┌──

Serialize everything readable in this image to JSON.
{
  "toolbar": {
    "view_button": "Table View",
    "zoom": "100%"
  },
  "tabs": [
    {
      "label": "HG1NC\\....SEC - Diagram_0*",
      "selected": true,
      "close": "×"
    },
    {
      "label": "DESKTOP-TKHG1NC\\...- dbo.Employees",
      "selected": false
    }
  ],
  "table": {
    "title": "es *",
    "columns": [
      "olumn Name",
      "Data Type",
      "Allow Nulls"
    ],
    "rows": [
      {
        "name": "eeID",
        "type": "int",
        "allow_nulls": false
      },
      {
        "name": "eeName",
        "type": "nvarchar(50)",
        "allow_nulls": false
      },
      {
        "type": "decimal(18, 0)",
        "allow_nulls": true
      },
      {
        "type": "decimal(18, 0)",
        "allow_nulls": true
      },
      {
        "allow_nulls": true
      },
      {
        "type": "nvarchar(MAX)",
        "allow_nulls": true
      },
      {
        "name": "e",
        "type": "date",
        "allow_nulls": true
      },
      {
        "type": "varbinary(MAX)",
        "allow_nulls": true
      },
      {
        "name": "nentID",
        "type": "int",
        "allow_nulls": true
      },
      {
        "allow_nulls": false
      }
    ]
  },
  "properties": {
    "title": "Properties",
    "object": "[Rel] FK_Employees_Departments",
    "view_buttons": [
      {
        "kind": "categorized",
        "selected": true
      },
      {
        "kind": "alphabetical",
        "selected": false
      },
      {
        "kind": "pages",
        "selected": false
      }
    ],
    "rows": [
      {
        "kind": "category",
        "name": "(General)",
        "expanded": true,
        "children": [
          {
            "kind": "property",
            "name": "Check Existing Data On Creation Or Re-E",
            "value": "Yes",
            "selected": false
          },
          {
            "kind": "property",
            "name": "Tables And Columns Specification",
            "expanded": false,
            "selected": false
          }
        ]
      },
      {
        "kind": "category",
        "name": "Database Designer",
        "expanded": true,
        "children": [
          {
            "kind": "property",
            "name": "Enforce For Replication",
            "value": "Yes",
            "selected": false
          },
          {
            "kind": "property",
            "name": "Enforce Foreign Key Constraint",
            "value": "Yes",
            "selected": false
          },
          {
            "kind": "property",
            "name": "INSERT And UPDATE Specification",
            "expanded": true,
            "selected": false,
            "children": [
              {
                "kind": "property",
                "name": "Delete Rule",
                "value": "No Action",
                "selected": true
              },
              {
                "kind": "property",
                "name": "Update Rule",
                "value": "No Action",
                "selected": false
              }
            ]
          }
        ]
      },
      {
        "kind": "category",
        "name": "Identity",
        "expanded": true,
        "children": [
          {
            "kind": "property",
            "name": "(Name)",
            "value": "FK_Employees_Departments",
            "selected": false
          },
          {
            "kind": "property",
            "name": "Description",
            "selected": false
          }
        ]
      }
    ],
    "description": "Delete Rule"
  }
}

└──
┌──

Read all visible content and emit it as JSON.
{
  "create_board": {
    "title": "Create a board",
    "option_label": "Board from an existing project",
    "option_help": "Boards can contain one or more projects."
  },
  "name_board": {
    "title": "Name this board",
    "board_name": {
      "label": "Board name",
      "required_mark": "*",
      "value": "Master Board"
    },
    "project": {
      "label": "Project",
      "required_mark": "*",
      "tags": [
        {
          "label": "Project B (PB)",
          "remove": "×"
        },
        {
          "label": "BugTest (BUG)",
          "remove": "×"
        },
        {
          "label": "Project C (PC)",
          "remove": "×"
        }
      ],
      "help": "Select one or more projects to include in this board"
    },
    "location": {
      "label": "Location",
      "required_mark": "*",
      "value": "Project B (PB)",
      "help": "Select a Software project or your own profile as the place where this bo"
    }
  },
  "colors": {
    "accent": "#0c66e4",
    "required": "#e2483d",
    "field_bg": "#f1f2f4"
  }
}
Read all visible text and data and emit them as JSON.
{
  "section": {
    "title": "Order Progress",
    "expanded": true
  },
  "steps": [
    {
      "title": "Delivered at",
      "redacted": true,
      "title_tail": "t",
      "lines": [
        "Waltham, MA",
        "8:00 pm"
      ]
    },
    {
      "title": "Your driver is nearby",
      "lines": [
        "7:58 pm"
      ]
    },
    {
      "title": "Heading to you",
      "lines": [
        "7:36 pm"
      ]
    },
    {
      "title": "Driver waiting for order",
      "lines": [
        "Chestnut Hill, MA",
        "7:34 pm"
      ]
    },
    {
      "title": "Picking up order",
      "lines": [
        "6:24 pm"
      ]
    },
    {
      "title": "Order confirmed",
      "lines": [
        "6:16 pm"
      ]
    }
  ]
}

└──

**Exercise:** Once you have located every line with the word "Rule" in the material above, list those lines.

**Reply:**
                "name": "Delete Rule",
                "name": "Update Rule",
    "description": "Delete Rule"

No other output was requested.